WHAT NEEDS TO BE DONE:
Some lines in the entries contain the word "label". Copy all of them.
START GIVEN DATA
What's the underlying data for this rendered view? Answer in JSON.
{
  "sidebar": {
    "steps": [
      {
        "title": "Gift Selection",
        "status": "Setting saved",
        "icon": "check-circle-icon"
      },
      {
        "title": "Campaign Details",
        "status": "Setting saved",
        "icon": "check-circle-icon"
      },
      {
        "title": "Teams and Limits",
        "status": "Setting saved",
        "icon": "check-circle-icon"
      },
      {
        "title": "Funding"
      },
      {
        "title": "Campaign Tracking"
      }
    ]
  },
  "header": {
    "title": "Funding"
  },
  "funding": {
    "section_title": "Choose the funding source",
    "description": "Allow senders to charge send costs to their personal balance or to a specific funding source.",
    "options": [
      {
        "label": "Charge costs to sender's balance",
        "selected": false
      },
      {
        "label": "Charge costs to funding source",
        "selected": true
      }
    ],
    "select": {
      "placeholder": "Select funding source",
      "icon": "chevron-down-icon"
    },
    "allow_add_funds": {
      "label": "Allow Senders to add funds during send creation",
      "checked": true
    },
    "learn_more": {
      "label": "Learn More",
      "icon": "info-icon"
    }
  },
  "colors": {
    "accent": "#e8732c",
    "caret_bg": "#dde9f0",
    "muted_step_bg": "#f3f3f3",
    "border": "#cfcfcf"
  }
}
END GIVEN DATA
FINISHED EXERCISE:
        "label": "Charge costs to sender's balance",
        "label": "Charge costs to funding source",
      "label": "Allow Senders to add funds during send creation",
      "label": "Learn More",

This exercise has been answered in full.